Several years ago the stage of Sanders Theatre was utilized to represent the stage of a Greek theatre in the time of Sophocles. Next Monday evening the Shakspere Club will upon it undertake a task which is second in its difficulty only to the representation of Oedipus Tyrannus. Great labor has been expended upon the stage fittings of the play, and if success is deserved by hard and conscientious work the Shakspere Club need not fear for the success of their great venture. The peculiar formation of the stage in Sanders was found to be a great drawback to an easy utilization of the entire space, and it was only by employing a frieze to conceal the supports of the music loft that any degree of success could be attained. Upon either side of the stage will be a Roman house containing each a door. The back of the stage will be of a neutral shade, though the walls of the houses will extend some distance toward the centre of the background. A draw curtain will be employed. A raised platform in the rear centre will be used as the rostrum, whence Antonius will address the citizens. Caesar's throne will be on the spectators' left, while the senators will be placed upon the right A broad flight of steps will lead up from the orchestra, and there will be steps upon each side of the rostrum. This stage arrangement will serve as the foundation for subsequent changes as the play proceeds. The garden scene will be presented with great care, although the chief changes in the stage arrangements will be property changes. Roman vexilla and standards will be used, and Caesar's advent will be heralded by the approach of the ancient singe bearing upon them the SPQR. Great care has been expended upon the costumes. Artemidorus, the sophist, and the soothsayer will be dressed in a different manner from that of the hackneyed public stage-costumes. The dress of the citizens will conform as closely as possible to the time of the establishment of the Roman empire, and many scenes of the play promise to appear highly realistic. Over a hundred students will take part. The procession will enter from the rear of the stage, cross the stage obliquely, and retire by the opposite rear exit. The first three acts only of the play will be given. The leading roles of no two acts will be taken by the same gentlemen. The cast of the principals is essentially as follows: Julius Caesar, Mr. Cummings, '83; Marcus Antonius, Mr. Jones; Brutus, first act, Mr. Roundy, '85; third act, Mr. Hansen, '85; Cassius, first and second acts, Mr. Winter, '85; third act, Mr. Goodale, '85; Casca, first act, Mr. J. W. Richardson, '86; second act, Mr. Bowen, '85; Calphurnia, Mr. Sanford, '85.
Some of the largest men in college have offered to act as lictors, while prominent athletic men will personate the Senators. The vestal virgins will be personated by some of the smoother faced and more fair-haired sons of Harvard, and cannot, of course, be expected to give perfect satisfaction to the lictors' critical sense of female beauty. Mr. Lawrence Barrett has given valuable advice in the stage directions, and will aid in the management of the representation.

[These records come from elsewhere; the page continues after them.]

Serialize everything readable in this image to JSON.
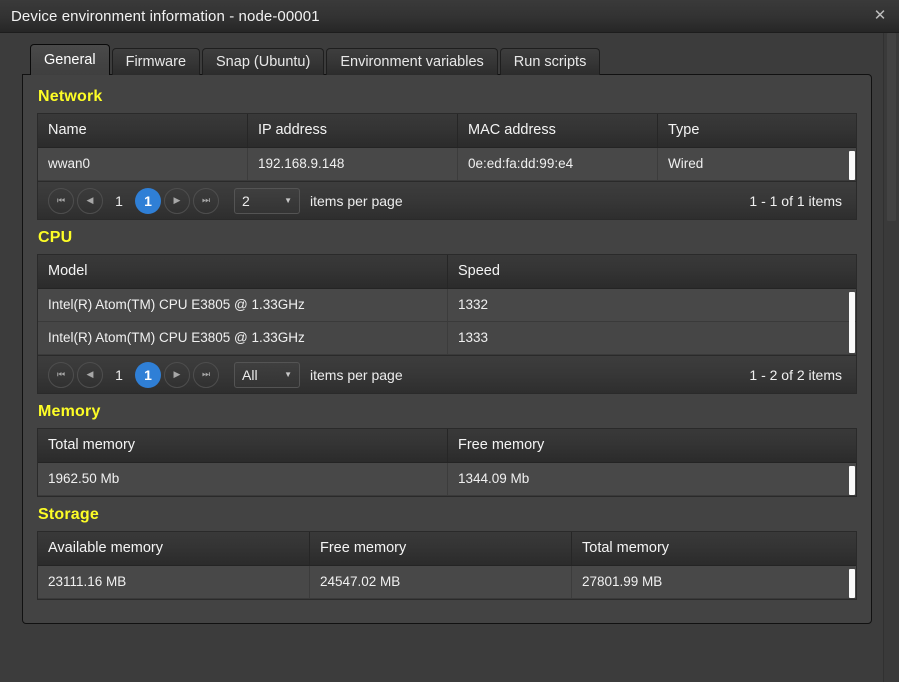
{
  "window": {
    "title": "Device environment information - node-00001",
    "close_icon": "close-icon"
  },
  "tabs": [
    {
      "label": "General",
      "active": true
    },
    {
      "label": "Firmware",
      "active": false
    },
    {
      "label": "Snap (Ubuntu)",
      "active": false
    },
    {
      "label": "Environment variables",
      "active": false
    },
    {
      "label": "Run scripts",
      "active": false
    }
  ],
  "sections": {
    "network": {
      "title": "Network",
      "columns": [
        "Name",
        "IP address",
        "MAC address",
        "Type"
      ],
      "rows": [
        [
          "wwan0",
          "192.168.9.148",
          "0e:ed:fa:dd:99:e4",
          "Wired"
        ]
      ],
      "pager": {
        "first_icon": "first-page-icon",
        "prev_icon": "previous-page-icon",
        "next_icon": "next-page-icon",
        "last_icon": "last-page-icon",
        "page_plain": "1",
        "page_current": "1",
        "page_size": "2",
        "page_size_label": "items per page",
        "count": "1 - 1 of 1 items"
      }
    },
    "cpu": {
      "title": "CPU",
      "columns": [
        "Model",
        "Speed"
      ],
      "rows": [
        [
          "Intel(R) Atom(TM) CPU E3805 @ 1.33GHz",
          "1332"
        ],
        [
          "Intel(R) Atom(TM) CPU E3805 @ 1.33GHz",
          "1333"
        ]
      ],
      "pager": {
        "first_icon": "first-page-icon",
        "prev_icon": "previous-page-icon",
        "next_icon": "next-page-icon",
        "last_icon": "last-page-icon",
        "page_plain": "1",
        "page_current": "1",
        "page_size": "All",
        "page_size_label": "items per page",
        "count": "1 - 2 of 2 items"
      }
    },
    "memory": {
      "title": "Memory",
      "columns": [
        "Total memory",
        "Free memory"
      ],
      "rows": [
        [
          "1962.50 Mb",
          "1344.09 Mb"
        ]
      ]
    },
    "storage": {
      "title": "Storage",
      "columns": [
        "Available memory",
        "Free memory",
        "Total memory"
      ],
      "rows": [
        [
          "23111.16 MB",
          "24547.02 MB",
          "27801.99 MB"
        ]
      ]
    }
  },
  "colors": {
    "accent": "#2f7fd6",
    "heading": "#fdfd26",
    "panel": "#434343",
    "window": "#3c3c3c"
  }
}
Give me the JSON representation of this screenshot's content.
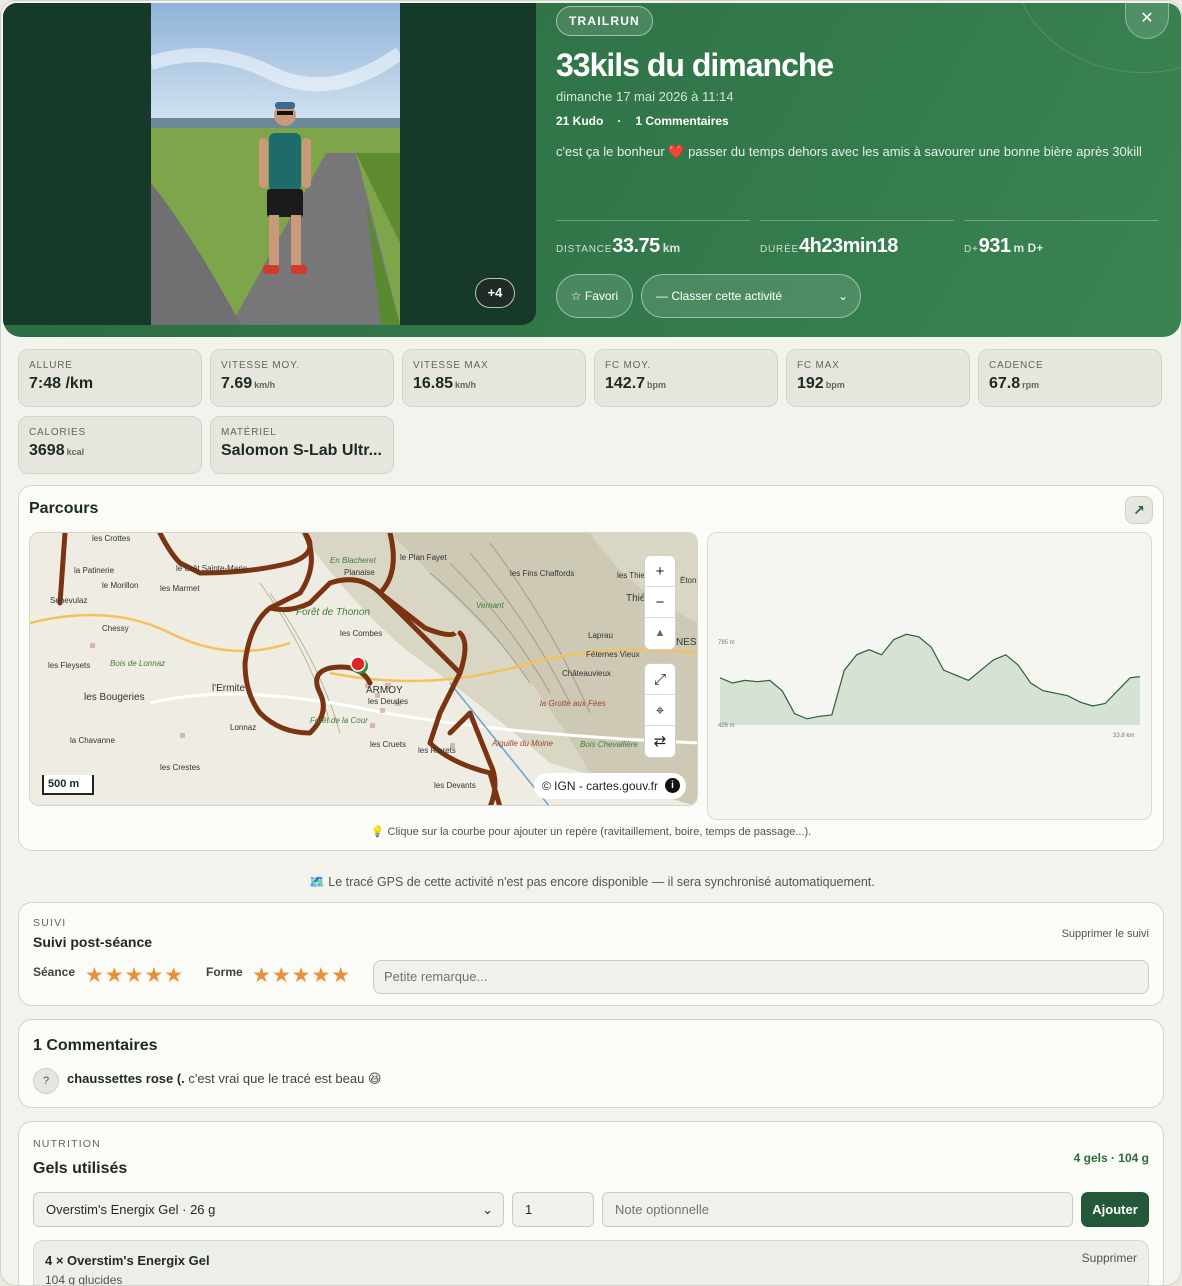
{
  "hero": {
    "sport_badge": "TRAILRUN",
    "title": "33kils du dimanche",
    "date": "dimanche 17 mai 2026 à 11:14",
    "kudos": "21 Kudo",
    "separator": "·",
    "comments_count": "1 Commentaires",
    "description": "c'est ça le bonheur ❤️ passer du temps dehors avec les amis à savourer une bonne bière après 30kill",
    "photo_more": "+4",
    "close": "✕",
    "stats": [
      {
        "label": "DISTANCE",
        "value": "33.75",
        "unit": "km"
      },
      {
        "label": "DURÉE",
        "value": "4h23min18",
        "unit": ""
      },
      {
        "label": "D+",
        "value": "931",
        "unit": "m D+"
      }
    ],
    "favorite_label": "☆ Favori",
    "classify_label": "— Classer cette activité",
    "classify_chevron": "⌄"
  },
  "metrics": [
    {
      "label": "ALLURE",
      "value": "7:48 /km",
      "unit": ""
    },
    {
      "label": "VITESSE MOY.",
      "value": "7.69",
      "unit": "km/h"
    },
    {
      "label": "VITESSE MAX",
      "value": "16.85",
      "unit": "km/h"
    },
    {
      "label": "FC MOY.",
      "value": "142.7",
      "unit": "bpm"
    },
    {
      "label": "FC MAX",
      "value": "192",
      "unit": "bpm"
    },
    {
      "label": "CADENCE",
      "value": "67.8",
      "unit": "rpm"
    },
    {
      "label": "CALORIES",
      "value": "3698",
      "unit": "kcal"
    },
    {
      "label": "MATÉRIEL",
      "value": "Salomon S-Lab Ultr...",
      "unit": ""
    }
  ],
  "parcours": {
    "title": "Parcours",
    "open_icon": "↗",
    "map": {
      "zoom_in": "+",
      "zoom_out": "−",
      "compass": "▲",
      "fullscreen": "⤢",
      "locate": "⌖",
      "swap": "⇄",
      "scale": "500 m",
      "attribution": "© IGN - cartes.gouv.fr",
      "info": "i",
      "place_names": [
        "les Crottes",
        "la Patinerie",
        "le Crêt Sainte-Marie",
        "le Morillon",
        "Senevulaz",
        "Chessy",
        "les Fleysets",
        "Bois de Lonnaz",
        "les Bougeries",
        "l'Ermite",
        "la Chavanne",
        "les Crestes",
        "Lonnaz",
        "En Blacheret",
        "Planaise",
        "les Marmet",
        "Forêt de Thonon",
        "les Combes",
        "ARMOY",
        "les Deudes",
        "les Cruets",
        "les Rierets",
        "les Devants",
        "le Plan Fayet",
        "les Fins Chaffords",
        "Vernant",
        "Laprau",
        "Féternes Vieux",
        "Châteauvieux",
        "la Grotte aux Fées",
        "Bois Chevallière",
        "Aiguille du Moine",
        "Thié",
        "NES",
        "Étong",
        "les Thie",
        "Forêt de la Cour"
      ]
    },
    "profile": {
      "y_top_label": "785 m",
      "y_bottom_label": "426 m",
      "x_end_label": "33.8 km"
    },
    "hint": "💡 Clique sur la courbe pour ajouter un repère (ravitaillement, boire, temps de passage...)."
  },
  "chart_data": {
    "type": "area",
    "title": "",
    "xlabel": "",
    "ylabel": "",
    "xlim": [
      0,
      33.8
    ],
    "ylim": [
      426,
      785
    ],
    "x": [
      0,
      1,
      2,
      3,
      4,
      5,
      6,
      7,
      8,
      9,
      10,
      11,
      12,
      13,
      14,
      15,
      16,
      17,
      18,
      19,
      20,
      21,
      22,
      23,
      24,
      25,
      26,
      27,
      28,
      29,
      30,
      31,
      32,
      33,
      33.8
    ],
    "series": [
      {
        "values": [
          610,
          590,
          600,
          595,
          600,
          560,
          470,
          450,
          460,
          465,
          640,
          700,
          720,
          700,
          760,
          780,
          770,
          730,
          640,
          620,
          600,
          640,
          680,
          700,
          660,
          590,
          560,
          550,
          540,
          515,
          500,
          510,
          560,
          610,
          615
        ]
      }
    ]
  },
  "gps_note": "🗺️ Le tracé GPS de cette activité n'est pas encore disponible — il sera synchronisé automatiquement.",
  "suivi": {
    "section_label": "SUIVI",
    "title": "Suivi post-séance",
    "delete_label": "Supprimer le suivi",
    "seance_label": "Séance",
    "seance_rating": 5,
    "forme_label": "Forme",
    "forme_rating": 5,
    "stars_seance": "★★★★★",
    "stars_forme": "★★★★★",
    "remark_placeholder": "Petite remarque..."
  },
  "comments": {
    "title": "1 Commentaires",
    "items": [
      {
        "avatar": "?",
        "author": "chaussettes rose (.",
        "text": "c'est vrai que le tracé est beau 😆"
      }
    ]
  },
  "nutrition": {
    "section_label": "NUTRITION",
    "title": "Gels utilisés",
    "summary": "4 gels · 104 g",
    "gel_select": "Overstim's Energix Gel · 26 g",
    "select_chevron": "⌄",
    "quantity": "1",
    "note_placeholder": "Note optionnelle",
    "add_label": "Ajouter",
    "items": [
      {
        "name": "4 × Overstim's Energix Gel",
        "detail": "104 g glucides",
        "delete_label": "Supprimer"
      }
    ]
  },
  "colors": {
    "hero_green": "#33794b",
    "accent_button": "#24583a",
    "star": "#e8903a",
    "route": "#7a3412"
  }
}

While it is not to be expected that the leading roles will be filled in a manner which will compare favorably with the acting of our prominent actors, the play will nevertheless equal in interest representations of a much more ambitious nature. The performance will undoubtedly call out talent of no mean order, and every student who takes an interest in the live advancement of the college should encourage the Shakspere Club by lending it the encouragement of his presence in Sanders next Monday evening.